    Yes, consistency for APIs has always been a Good Thing. For example, in the Java world, how JUnit and TestNG implement the parameters for the assertXXX() functions in the opposite order! And how java.lang.String is an immutable object, yet java.util.Date isn't.

    Just checking: Is Ancestry.com going to waive any potential copyright claims for APIs written after having consulted its "tools and wikis"? By rights, this notion should be laughable, except for Oracle's antics in the Courts recently.
    Zogg
    • BTW - those Java examples are things I *dislike* about Java.

      And I dislike them *because* they are inconsistent. (*Sigh*. Oh, for an edit button... If only ZD-Net were consistent with other message boards...)
      Zogg
  • "Having one consistent set of APIs...

    means faster time to market. As he explains it, developers wouldn't have to re-invent the wheel every time they develop or consume APIs. Plus, he adds, it will make developers or software engineers a lot happier."
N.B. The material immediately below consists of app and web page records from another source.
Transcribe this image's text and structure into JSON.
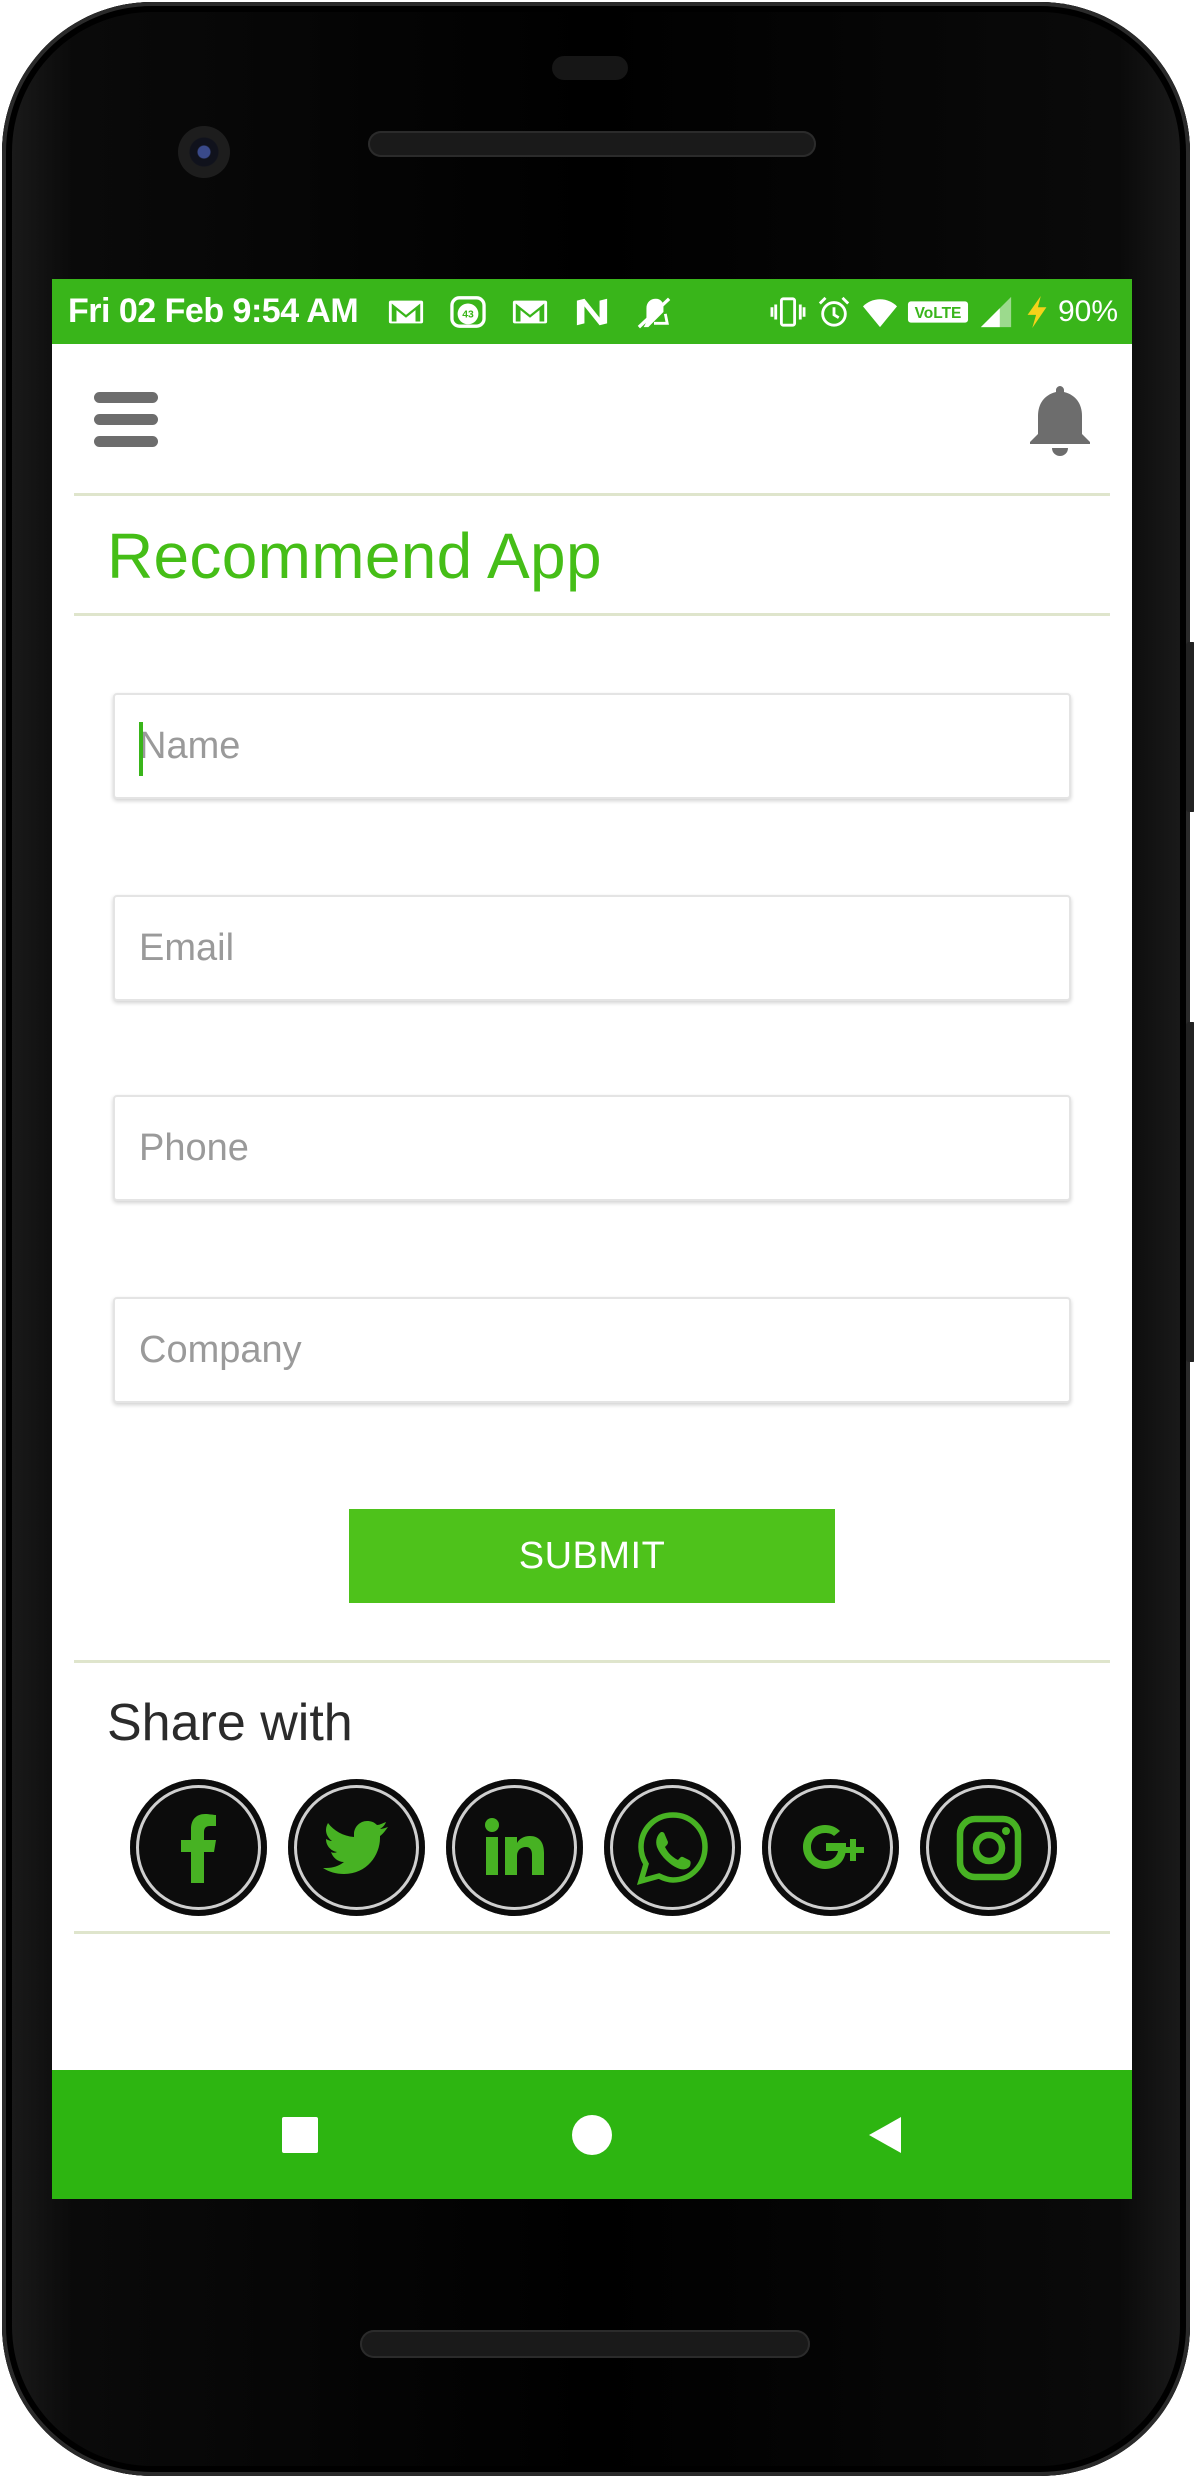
{
  "colors": {
    "accent_green": "#45be17",
    "status_bar": "#39b51a",
    "nav_bar": "#2db511",
    "submit_button": "#4ec21b",
    "divider": "#dfe5cc"
  },
  "status_bar": {
    "time": "Fri 02 Feb 9:54 AM",
    "notification_icons": [
      "gmail-icon",
      "badge-43-icon",
      "gmail-icon",
      "n-app-icon",
      "mute-icon"
    ],
    "badge_number": "43",
    "system_icons": [
      "vibrate-icon",
      "alarm-icon",
      "wifi-icon",
      "volte-icon",
      "signal-icon",
      "charging-icon"
    ],
    "volte_label": "VoLTE",
    "battery": "90%"
  },
  "toolbar": {
    "menu_icon": "hamburger-menu-icon",
    "notification_icon": "bell-icon"
  },
  "page": {
    "title": "Recommend App"
  },
  "form": {
    "name_placeholder": "Name",
    "email_placeholder": "Email",
    "phone_placeholder": "Phone",
    "company_placeholder": "Company",
    "submit_label": "SUBMIT"
  },
  "share": {
    "label": "Share with",
    "networks": [
      "facebook",
      "twitter",
      "linkedin",
      "whatsapp",
      "google-plus",
      "instagram"
    ]
  },
  "nav_bar": {
    "buttons": [
      "recents-square-icon",
      "home-circle-icon",
      "back-triangle-icon"
    ]
  }
}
    Amen. Check out RAML.org. It designs APIs so they are human-readable and use patterns so you can re-use what you write to speed up the design and development process and eliminate errors from "re-inventing the wheel" each time.
    Craig_24